I can still remember with perfect clarity the day in eighth grade when a boy walked up to me at my locker and said, “Hey cutie.” I was sweaty, having just come from gym class, and I was only at my locker to buy some time before I had to go to math class where the teacher hated me and the numbers didn’t make any sense. But there was a boy standing next to me and he called me cute and I had no idea what to say. But I didn’t have to say anything, because the girl he was with just laughed, a cut off cackle into the oversized purse she was fishing through. I turned back to my locker, not saying a word because I was out of my depth and trying to ignore the world.
Either ignorant to the fact that I was still within earshot or apathetic about the whole situation, the girl pressed the boy for answers. “Why would you say that?”
“Fat chicks need love too.” The words were mocking, insincere, and they burned through my body like a poison. I didn't ask for this; I was just standing at my locker. I was standing at my locker so that I didn’t have to go to a class where the teacher lied to my mother about me and made me feel inadequate on a daily basis. I was standing at my locker because all I could think about was that my dad was in the hospital for the third time in two years and he was probably in surgery by now. I was standing at my locker because I had just come from gym class and I didn’t know if I could take another day of the teacher ignoring how the athletic girls mistreated the rest of us. But now I was standing at my locker because some fourteen year old angel of the fucking lord had decided to grace me with his all-inclusive love.

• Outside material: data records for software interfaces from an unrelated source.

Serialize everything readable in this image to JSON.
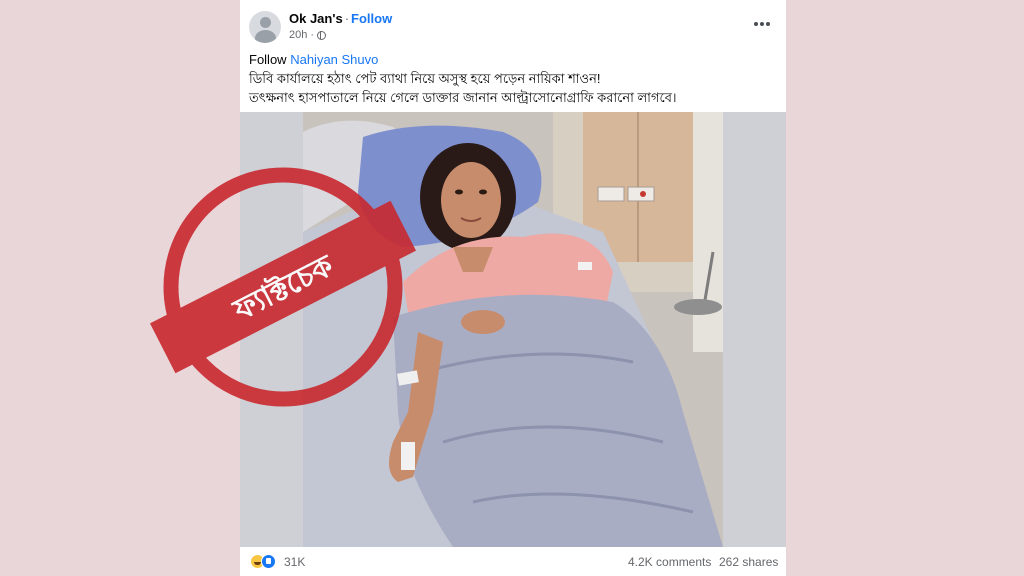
{
  "post": {
    "author": "Ok Jan's",
    "follow_label": "Follow",
    "time": "20h",
    "text_prefix": "Follow",
    "mention": "Nahiyan Shuvo",
    "line1": "ডিবি কার্যালয়ে হঠাৎ পেট ব্যাথা নিয়ে অসুস্থ হয়ে পড়েন নায়িকা শাওন!",
    "line2": "তৎক্ষনাৎ হাসপাতালে নিয়ে গেলে ডাক্তার জানান আল্ট্রাসোনোগ্রাফি করানো লাগবে।"
  },
  "stats": {
    "reaction_count": "31K",
    "comments": "4.2K comments",
    "shares": "262 shares"
  },
  "stamp": {
    "text": "ফ্যাক্টচেক",
    "color": "#c8282e"
  },
  "icons": {
    "avatar": "default-avatar",
    "privacy": "globe-icon",
    "more": "ellipsis-icon",
    "reactions": [
      "haha-icon",
      "like-icon"
    ]
  }
}
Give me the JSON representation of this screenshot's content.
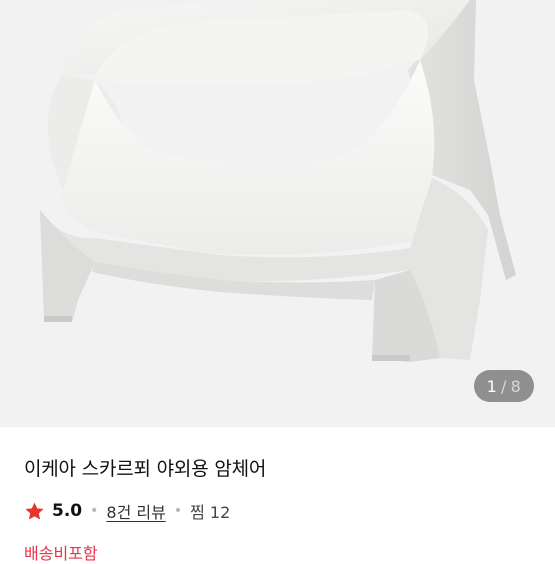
{
  "gallery": {
    "current": "1",
    "separator": "/",
    "total": "8"
  },
  "product": {
    "title": "이케아 스카르푀 야외용 암체어",
    "rating": "5.0",
    "reviews_link": "8건 리뷰",
    "likes": "찜 12",
    "shipping": "배송비포함"
  },
  "colors": {
    "hero_bg": "#f2f2f2",
    "star": "#e8342c",
    "shipping_text": "#e8344e"
  },
  "icons": {
    "rating_icon": "star-icon"
  }
}
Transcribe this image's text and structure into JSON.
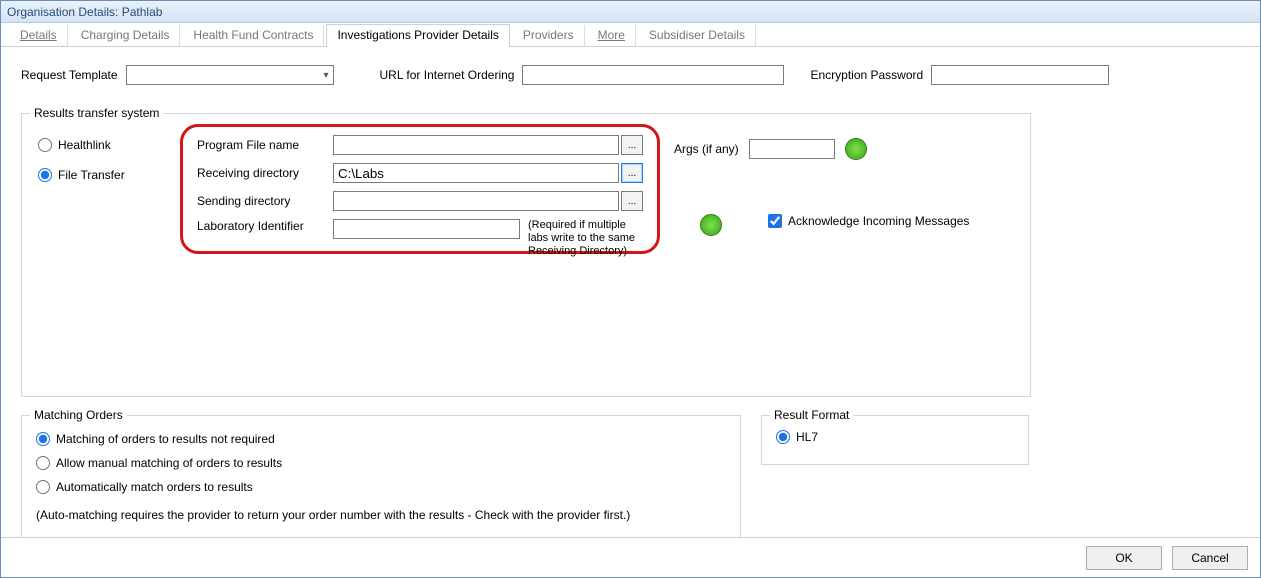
{
  "window": {
    "title": "Organisation Details: Pathlab"
  },
  "tabs": {
    "details": "Details",
    "charging": "Charging Details",
    "health_fund": "Health Fund Contracts",
    "investigations": "Investigations Provider Details",
    "providers": "Providers",
    "more": "More",
    "subsidiser": "Subsidiser Details"
  },
  "top": {
    "request_template_label": "Request Template",
    "request_template_value": "",
    "url_label": "URL for Internet Ordering",
    "url_value": "",
    "enc_label": "Encryption Password",
    "enc_value": ""
  },
  "results": {
    "legend": "Results transfer system",
    "healthlink_label": "Healthlink",
    "filetransfer_label": "File Transfer",
    "prog_label": "Program File name",
    "prog_value": "",
    "recv_label": "Receiving directory",
    "recv_value": "C:\\Labs",
    "send_label": "Sending directory",
    "send_value": "",
    "lab_label": "Laboratory Identifier",
    "lab_value": "",
    "lab_note": "(Required if multiple labs write to the same Receiving Directory)",
    "browse": "...",
    "args_label": "Args (if any)",
    "args_value": "",
    "ack_label": "Acknowledge Incoming Messages"
  },
  "matching": {
    "legend": "Matching Orders",
    "opt1": "Matching of orders to results not required",
    "opt2": "Allow manual matching of orders to results",
    "opt3": "Automatically match orders to results",
    "note": "(Auto-matching requires the provider to return your order number with the results - Check with the provider first.)"
  },
  "result_format": {
    "legend": "Result Format",
    "hl7": "HL7"
  },
  "footer": {
    "ok": "OK",
    "cancel": "Cancel"
  }
}
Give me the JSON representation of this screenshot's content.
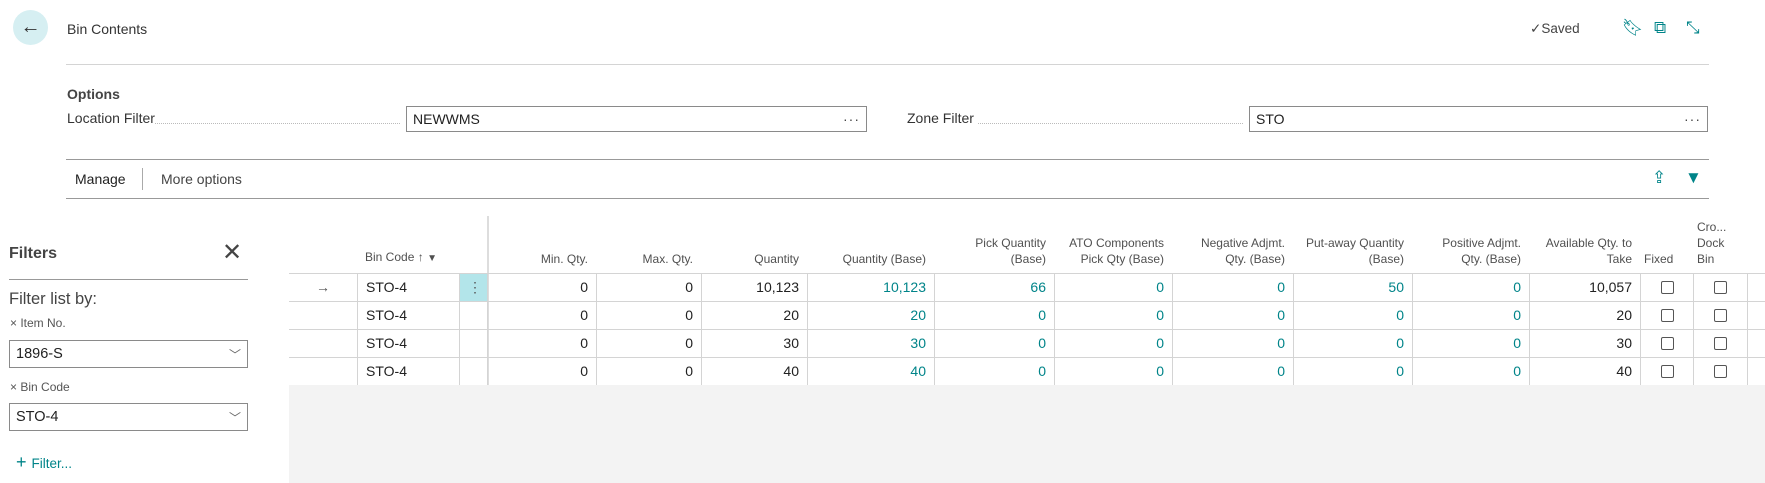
{
  "header": {
    "title": "Bin Contents",
    "saved": "Saved"
  },
  "options": {
    "heading": "Options",
    "location_label": "Location Filter",
    "location_value": "NEWWMS",
    "zone_label": "Zone Filter",
    "zone_value": "STO",
    "ellipsis": "···"
  },
  "actions": {
    "manage": "Manage",
    "more": "More options"
  },
  "filters": {
    "title": "Filters",
    "list_by": "Filter list by:",
    "f1_label": "Item No.",
    "f1_value": "1896-S",
    "f2_label": "Bin Code",
    "f2_value": "STO-4",
    "add": "Filter..."
  },
  "columns": {
    "bin_code": "Bin Code",
    "min": "Min. Qty.",
    "max": "Max. Qty.",
    "qty": "Quantity",
    "qty_base": "Quantity (Base)",
    "pick": "Pick Quantity (Base)",
    "ato": "ATO Components Pick Qty (Base)",
    "neg": "Negative Adjmt. Qty. (Base)",
    "put": "Put-away Quantity (Base)",
    "pos": "Positive Adjmt. Qty. (Base)",
    "avail": "Available Qty. to Take",
    "fixed": "Fixed",
    "cross": "Cro... Dock Bin"
  },
  "rows": [
    {
      "bin": "STO-4",
      "min": "0",
      "max": "0",
      "qty": "10,123",
      "qty_base": "10,123",
      "pick": "66",
      "ato": "0",
      "neg": "0",
      "put": "50",
      "pos": "0",
      "avail": "10,057"
    },
    {
      "bin": "STO-4",
      "min": "0",
      "max": "0",
      "qty": "20",
      "qty_base": "20",
      "pick": "0",
      "ato": "0",
      "neg": "0",
      "put": "0",
      "pos": "0",
      "avail": "20"
    },
    {
      "bin": "STO-4",
      "min": "0",
      "max": "0",
      "qty": "30",
      "qty_base": "30",
      "pick": "0",
      "ato": "0",
      "neg": "0",
      "put": "0",
      "pos": "0",
      "avail": "30"
    },
    {
      "bin": "STO-4",
      "min": "0",
      "max": "0",
      "qty": "40",
      "qty_base": "40",
      "pick": "0",
      "ato": "0",
      "neg": "0",
      "put": "0",
      "pos": "0",
      "avail": "40"
    }
  ]
}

Quietly, I closed my locker door and sped down the hall to my math class. I had a test to take, a test that I knew I wasn’t going to be ready for because my mind was completely blank. I thought of nothing as I pushed my way into the classroom, trying to inconspicuously wipe tears from my eyes. But I was still burning inside and now the fire was pushing out, leaking from me, clawing its way out of my eyes so that it could glow on the surface of my face. I wasn’t fooling anyone.